It's pretty hard to take advantage of a deal allowing you to, say, get a free cancer screening if you don't know that said deal even exists. That's why covering preventive care is only as effective as consumers' knowledge of that coverage.

But a recent study has found that consumers don't know preventive care is covered, at least not people with high-deductible health plans. In fact, almost 20 percent of the 456 California-based healthcare consumers didn't know their high-deductible plans covered preventive office visits.

"This confusion appeared to create barriers to seeking preventive care, even when it was actually available for free or for a low out-of-pocket cost," Mary Reed, staff scientist at Kaiser Permanente Northern California, and colleagues wrote in the study published in Health Affairs.

Reed found that, based on this inaccurate understanding of their benefits, about one in five consumers delayed or avoided a preventive visit, test or screening because of cost. And it didn't matter what sociodemographic characteristics the consumers had; the lack of preventive care coverage was low across the board.

In this case, ignorance isn't bliss. It's a healthcare problem not addressed early, potentially leading to chronic pain and disease and unnecessary utilization of a very expensive healthcare system.

But the reform law aims to increase preventive care based on the general understanding, which has been demonstrated through research, that preventive healthcare helps consumers avoid more serious, and often chronic, health problems in the future.

In effect, covering preventive care actually saves insurers money because preventive screenings, tests, exams and the like cost less than the full-blown diseases and illnesses that otherwise could occur.

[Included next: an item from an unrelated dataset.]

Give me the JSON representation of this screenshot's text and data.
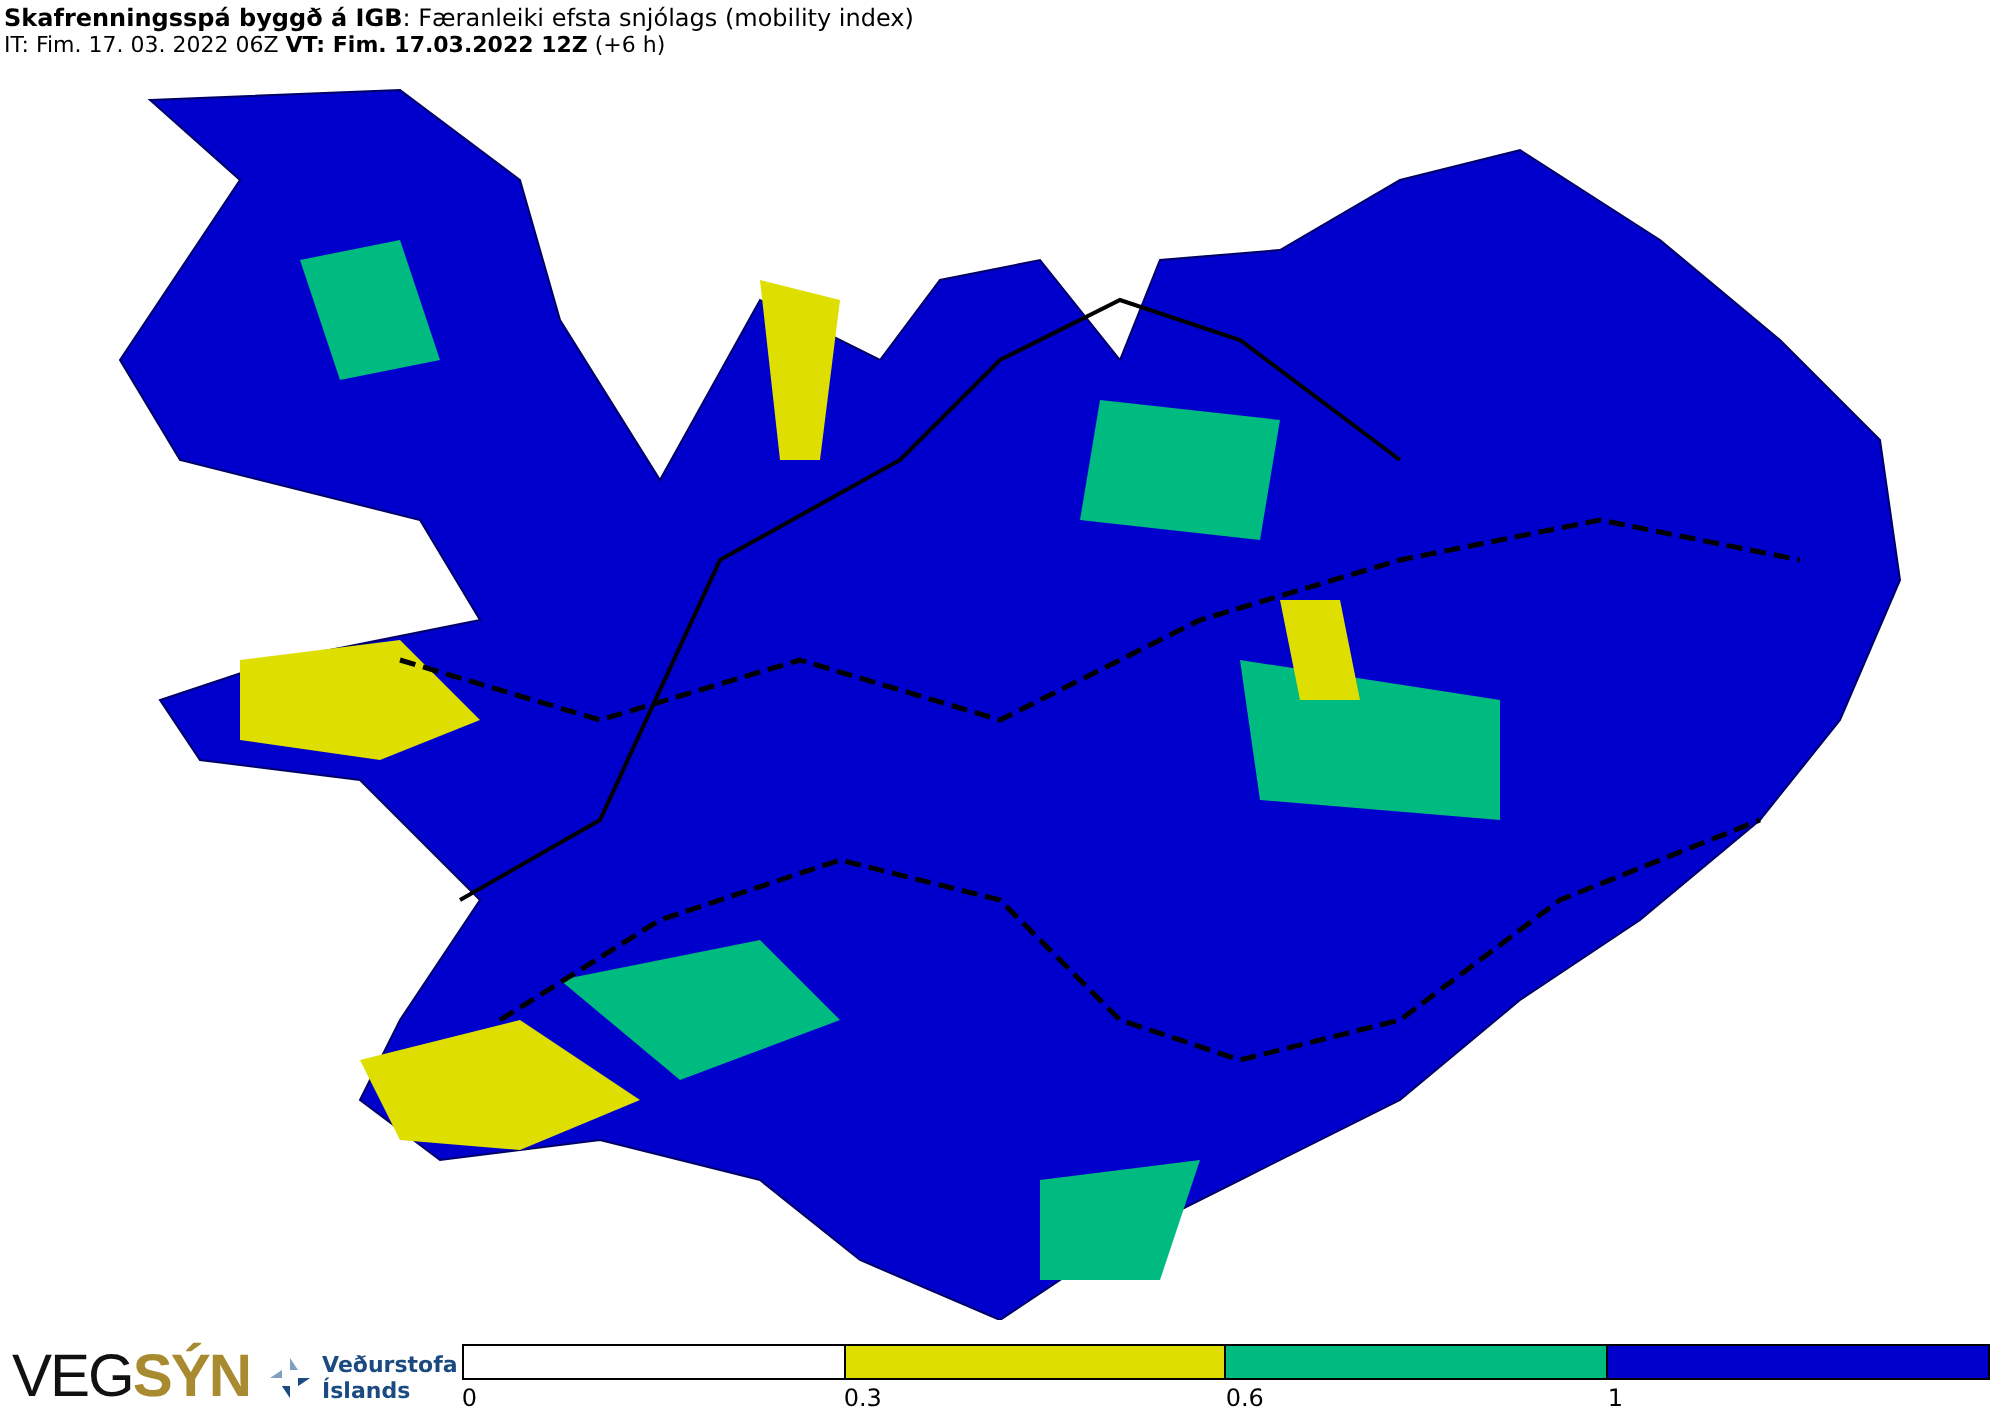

The Institute of Medicine found that for every $1 invested in prevention, we save $6 in projected healthcare costs, so it's actually in insurers' financial best interest to educate their members about preventive benefits covered under high-deductible plans.

What's an insurer to do?

"Education and consumer decision support to increase awareness of the detailed benefit design features will be extremely important to truly remove the cost barrier for preventive care," Reed said in the study.

Taking a few extra steps to clearly outline benefits and state that preventive care is free or very low-cost could go a long way toward helping insurers save money. But since we all know consumers don't read the long and tedious health plan descriptions, insurers should be realistic about their communication efforts.

Perhaps customer service reps could quickly mention preventive care at the end of conversations with members. Or an extra line about preventive care could be included at the bottom of the explanation of benefits. A banner on the website, newsletter or email that insurers use to communicate with members could prove informative as well.

The point is it doesn't have to be a gigantic investment of time, money or resources. It just has to grab consumers' attention so they know to take advantage of all kinds of preventive care. Put the ball in members' court, let them take advantage of the health system and save the insurance industry some money along the way. - Dina (@HealthPayer)